Comanche women (1800s) Pueblo people captured Spanish horses in the Pueblo Revolt of 1680 AD, and they sold some of those horses to the Shoshone, in what is now Wyoming. The Shoshone who had horses split off from the other Shoshone. They called themselves the Nermernuh, but their Ute neighbors called them the Comanche. The Comanche really took [...]

Bill of Rights simplified – US Constitution

By | 2017-08-11T22:15:11+00:00 August 11th, 2017|Government, North America|

The United States Bill of Rights After the leaders of the new United States wrote the Constitution, they had to get the thirteen states to agree to it. Some of the states didn't want to agree unless they could add some specific rights for individual people. So in 1791 the United States added ten new rights to the [...]
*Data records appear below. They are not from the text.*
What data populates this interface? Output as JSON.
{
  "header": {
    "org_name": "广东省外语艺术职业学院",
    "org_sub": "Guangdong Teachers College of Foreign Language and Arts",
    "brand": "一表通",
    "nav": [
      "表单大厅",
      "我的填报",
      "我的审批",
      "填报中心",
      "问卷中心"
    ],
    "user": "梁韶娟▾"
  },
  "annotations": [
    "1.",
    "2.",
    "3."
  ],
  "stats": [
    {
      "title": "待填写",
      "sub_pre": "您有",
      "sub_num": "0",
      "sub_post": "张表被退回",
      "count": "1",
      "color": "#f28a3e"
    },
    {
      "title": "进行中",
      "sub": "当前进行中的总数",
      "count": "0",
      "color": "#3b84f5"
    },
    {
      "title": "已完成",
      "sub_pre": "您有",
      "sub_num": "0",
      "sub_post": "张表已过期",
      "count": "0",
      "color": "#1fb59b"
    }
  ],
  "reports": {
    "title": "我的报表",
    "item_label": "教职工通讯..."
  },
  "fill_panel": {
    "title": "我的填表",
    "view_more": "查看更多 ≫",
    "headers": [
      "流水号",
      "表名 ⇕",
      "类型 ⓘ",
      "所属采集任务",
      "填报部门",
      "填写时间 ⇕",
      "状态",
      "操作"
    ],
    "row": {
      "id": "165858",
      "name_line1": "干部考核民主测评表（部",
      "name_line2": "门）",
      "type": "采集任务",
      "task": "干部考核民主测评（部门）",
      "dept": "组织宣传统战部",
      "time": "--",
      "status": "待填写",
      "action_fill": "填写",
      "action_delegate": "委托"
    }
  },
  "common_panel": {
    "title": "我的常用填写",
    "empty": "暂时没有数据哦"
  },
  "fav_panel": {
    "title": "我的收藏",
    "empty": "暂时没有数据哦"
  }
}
Modern European religion

By | 2017-08-07T13:58:10+00:00 August 7th, 2017|History, Modern Europe, Religion|

A Catholic bishop marries Napoleon and Josephine Even though by 1802 Napoleon had opened up the Catholic churches again, French people kept their freedom of religion, and the Catholic Church had much less power in France. Soon Catholics and Protestants lost power in other European countries too. In 1803, the Catholic Church lost its land [...]

Enlightenment – European religion

By | 2017-08-07T09:21:04+00:00 August 7th, 2017|Modern Europe, Religion|

René Descartes All this fighting about religion meant that people in Europe spent a lot of time thinking about what they really believed. So by 1630 AD, some people got some new ideas about God. This was the beginning of the Enlightenment. In 1630, Rene Descartes wrote that people should only believe things that had been proven to [...]